▸ **GIVEN RECORDS**:
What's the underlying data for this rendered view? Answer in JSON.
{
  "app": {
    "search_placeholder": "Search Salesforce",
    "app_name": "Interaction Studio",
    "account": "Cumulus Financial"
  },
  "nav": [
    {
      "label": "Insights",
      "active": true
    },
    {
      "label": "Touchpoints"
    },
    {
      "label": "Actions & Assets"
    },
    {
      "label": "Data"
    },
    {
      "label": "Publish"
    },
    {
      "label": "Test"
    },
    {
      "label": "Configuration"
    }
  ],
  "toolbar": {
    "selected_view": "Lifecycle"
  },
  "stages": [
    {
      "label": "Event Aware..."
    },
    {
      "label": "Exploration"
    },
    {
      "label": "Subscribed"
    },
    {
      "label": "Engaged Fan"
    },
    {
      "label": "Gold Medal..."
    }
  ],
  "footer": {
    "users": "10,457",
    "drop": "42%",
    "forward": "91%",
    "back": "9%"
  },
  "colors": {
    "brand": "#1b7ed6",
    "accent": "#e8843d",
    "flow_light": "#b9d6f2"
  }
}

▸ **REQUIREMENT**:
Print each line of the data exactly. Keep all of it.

▸ **TASK ANSWER**:
What's the underlying data for this rendered view? Answer in JSON.
{
  "app": {
    "search_placeholder": "Search Salesforce",
    "app_name": "Interaction Studio",
    "account": "Cumulus Financial"
  },
  "nav": [
    {
      "label": "Insights",
      "active": true
    },
    {
      "label": "Touchpoints"
    },
    {
      "label": "Actions & Assets"
    },
    {
      "label": "Data"
    },
    {
      "label": "Publish"
    },
    {
      "label": "Test"
    },
    {
      "label": "Configuration"
    }
  ],
  "toolbar": {
    "selected_view": "Lifecycle"
  },
  "stages": [
    {
      "label": "Event Aware..."
    },
    {
      "label": "Exploration"
    },
    {
      "label": "Subscribed"
    },
    {
      "label": "Engaged Fan"
    },
    {
      "label": "Gold Medal..."
    }
  ],
  "footer": {
    "users": "10,457",
    "drop": "42%",
    "forward": "91%",
    "back": "9%"
  },
  "colors": {
    "brand": "#1b7ed6",
    "accent": "#e8843d",
    "flow_light": "#b9d6f2"
  }
}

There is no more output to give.